“We would like to state unequivocally that EDELRID does not support the practice of chipping. It is our belief that the challenge, and the pleasure of climbing, lies in rock formations, as they occur naturally. With this in mind we can state that we find the recent behaviour of Ivan Greene to be completely unacceptable, and we would like to take this opportunity to clarify that he is no longer an EDELRID sponsored athlete, and in actuality has not been supported by the brand for over 12 months. We will be removing all references to Ivan Greene from the EDELRID website with immediate effect.”

The fine line between agressive cleaning and the manufacturing of holds has long been a controversial topic in climbing. Whether or not Greene’s actions portrayed in the video are chipping or aggressive cleaning remains a debatable point. However, the reaction from the local New York climbing scene and the statement from Edelrid seems to categorize Green’s actions as the manufacturing of holds.
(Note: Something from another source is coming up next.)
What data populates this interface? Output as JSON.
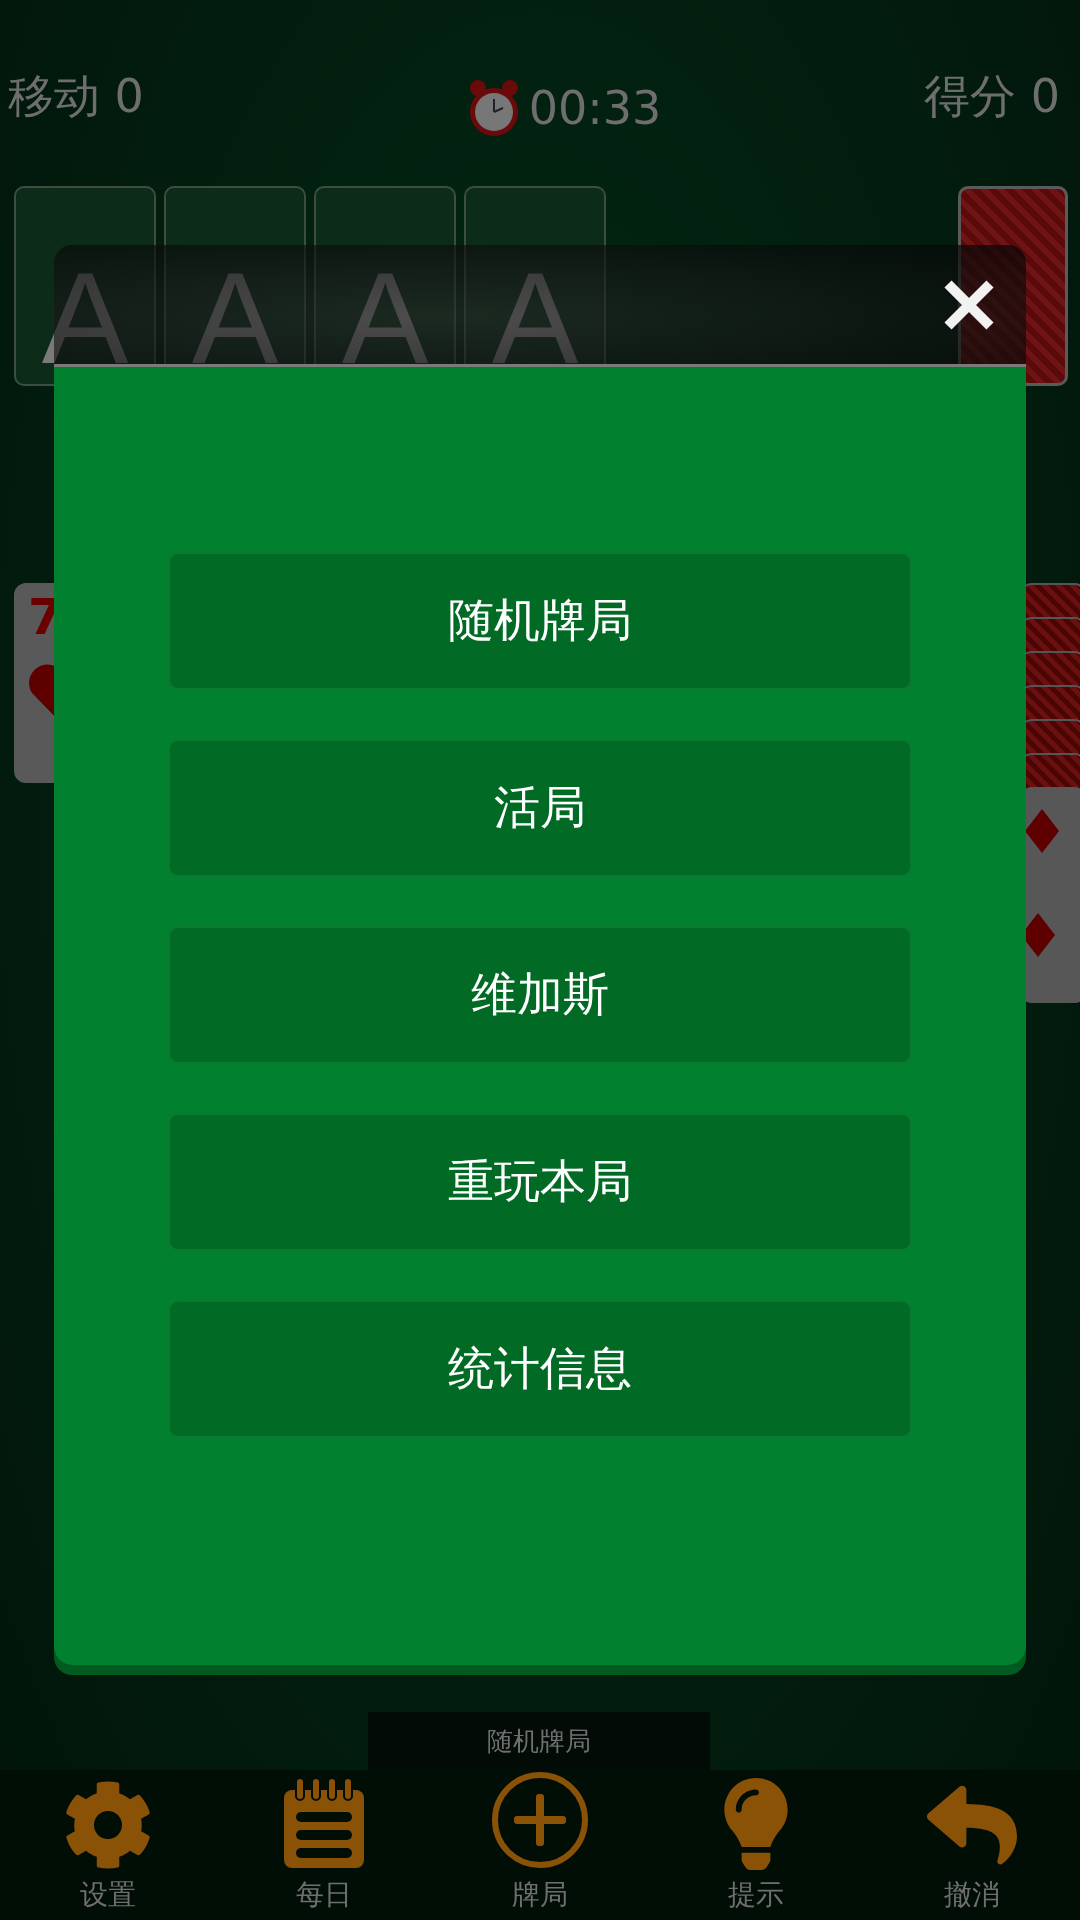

Chipping, while long practiced and even going back to the first ascent of Yosemite’s Outer Limits and initial free attempts on The Nose (the current free variation has a chipped section, the “Jardine Traverse”), is hardly universally accepted. While some locals in sport areas such as Smith Rock and Rifle have tolerated manufactured holds, and climbers in areas with generally blank rock such as that at Riggins, Idaho, accept chipping as necessary, in the staunchly traditional Gunks, any rock alteration including bolting is greatly frowned upon. But chipping of holds on a roped climb is one thing; chipping a boulder problem has few supporters, although it does happen, sometimes after the fact and sometimes unintentionally, such as the improving of a hold due to repeated brushing. We will keep you posted as this story develops.